Tom Petty, 1950–2017

He had me at Refugee.

I would have been a freshman in high school. Just starting to play guitar myself.

I'd heard a couple of others, but Refugee was the first song by the Heartbreakers that really spoke to me. First of all, it had that sound. That heady mix of cranked-but-not-metal guitars and Hammond B-3 organ. For me, that's a combination that just can't be beat. It's the very best sound in rock and roll. The perfect combination.

Then there's Petty's voice in that song. Nasally, menacing, and cool, all at the same time.

Somewhere, somehow, somebody must have kicked you around some.

I love the way he fit what seems like to too many words into too little space, and somehow it worked perfectly with the simmering tone of the song. And when the chorus hits, Petty showed some real balls and range.

Just perfect.

Rufugee's lyrics were a little abstract, open to interpretation. I always thought it was about emotional pain holding people back in a relationship. But Tom later said that it was about the issues he was having with his record label at the time. No matter. When you can assign your own meaning to lyrics, then the song becomes a lot more personal.

After that, I got familiar with the first two Heartbreakers albums, catching up with the previous minor hits like American Girl, Breakdown, and Listen to Her Heart.

My brother and sister had given me a great musical education. As a small child I grew up listening the Beatles, the Who, Led Zeppelin, the Stones, Creedance Clearwater Revival, the Animals, the Byrds, and so on. As I think about it now, the Heartbreakers were the perfect bridge between these '60s bands I was nurtured on, and what was current at the time I started seeking out my own music to listen to. Their influences – the Byrds, Dylan, British invasion bands, '50s and '60s blues bands – were my influences. But they were adding a contemporary spin on them.

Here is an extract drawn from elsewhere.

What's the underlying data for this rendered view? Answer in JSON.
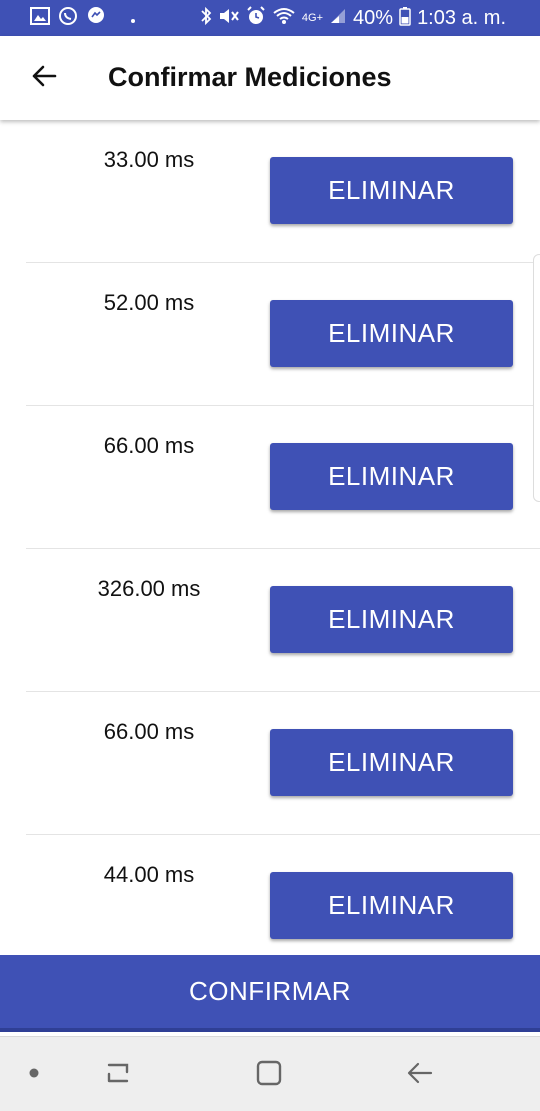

Throughout the '80s, I followed Tom Petty. Hard Promises and Long After Dark were good follow-ups to what they were doing on Damn The Torpedoes. With Dave's Stewart's influence, Southern Accents was a bit of a departure, but a commercially and artistically successful one and I was still into it

Petty lost me a bit when the '90s rolled around. With Into the Great Wide Open, he started singing in a lower register and it wasn't as appealing to me at the time. But there's no doubt that period was still incredibly successful for him, even if I wasn't along for the ride.

I didn't get really plugged back into the Heartbreakers until around 2009 when I joined a Tom Petty tribute band in Austin. I got to play all my old favorites and I came to really appreciate those '90s and 2000s songs as well.

I remember being worried at the time that learning all the songs might wear the magic off them for me. But that didn't happen, thank goodness. In fact, it gave me a new way to appreciate them. I disassembled them, examined every part, and put them back together again. I knew how they worked and they taught me a lot about songwriting and arranging. So in addition to being affected by the songs on an emotional level, I could admire the craftsmanship involved. Especially since he had one of the best backing bands in rock history.

I also got into the lyrics more. Petty was really a remarkable writer. His lyrics were evocative, sometimes even cinematic. But he somehow avoided coming off as pretentious. In fact, his lyrics were very approachable, very "every man". He never condescended, never felt like he had to be overly literal or beat you over the head with it. He learned from the great '60s bands that you can usually say something more effectively by not saying it at all. He had perfect balance between art and accessibility in his lyrics.

The Petty tribute band was such a great experience that a couple weeks ago I auditioned for another Petty tribute band here in North Carolina! I've been enjoying working through the tunes again.

I'm wondering what playing the songs will be like now that he's dead. I expect the experience to be an emotional one for awhile at least. Even though the Beatles are my favorite band, the truth is that I've learned more songs by Tom Petty than any other artist. He has left a particularly indelible mark on me. And he's associated with some of my earliest memories as a rock musician.

His death is a particularly big one, in my reckoning.

I'll miss you Tom. You've meant a lot in my life, and I thank you for the gifts you've left me.